These attempts are noteworthy for the unease they betray in Russia’s ruling party and bureaucracy, given the long-term efforts the government has made to render elections controlled and predictable, such as jailing opposition leaders and imposing state control over the main TV stations.
The efforts to galvanize voters appear, from the MKH reports and the plethora of electoral advertising, to have been centrally driven, and reflect a concern with the turnout which will be the best indicator of Putin’s actual popularity.
The local ballot-stuffing may have been more a question of local initiative, although the full picture remained unclear at the time of this report. Nevertheless, it, too, seems to betray a lack of confidence in the system, and a lack of faith in Russian voters’ desire to vote for the same leader they have had, as either president or prime minister, for 18 years.
The efforts do, however, illustrate another point, and that is the courage, and dedication to transparency, of Russian voters. The vast bulk of the online material revealing cases of electoral violations came from Russian users.

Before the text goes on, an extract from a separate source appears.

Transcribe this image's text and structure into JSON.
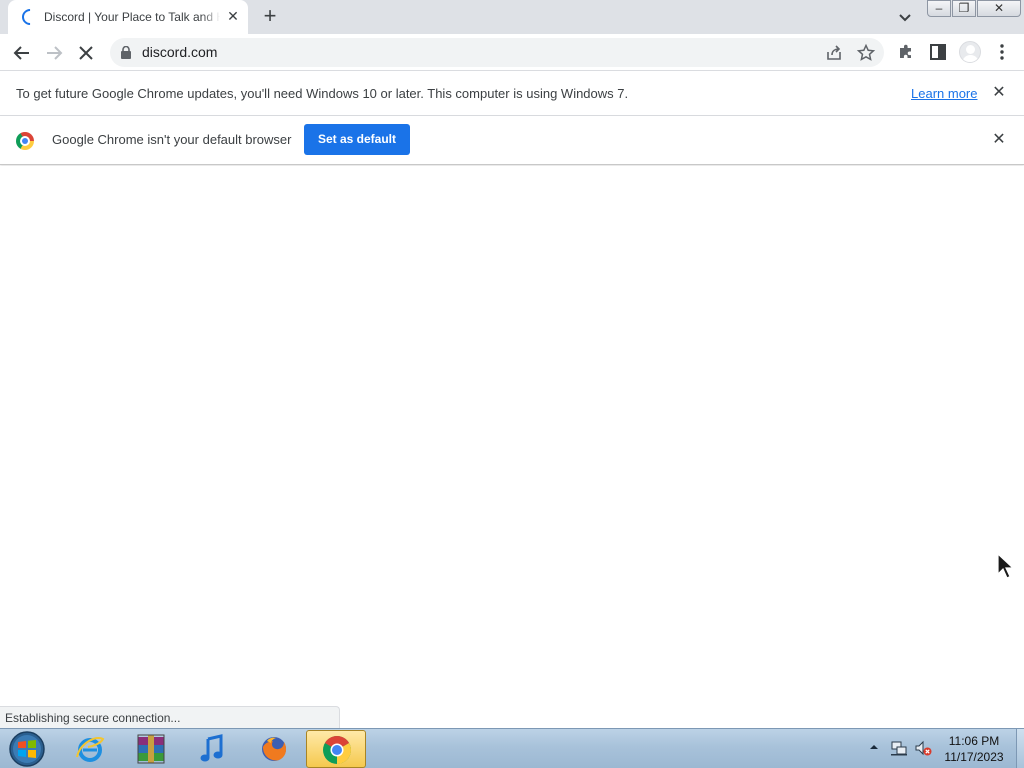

Many — such as the Navalny team — posted their evidence under their own names; thousands, across the country, entered polling stations with cameras and mobile phones to record what was going on.
There is no doubt that Putin will be declared the winner of Sunday’s election; it is greatly to the credit of Russian civil society that so much will be known about the manner of his victory.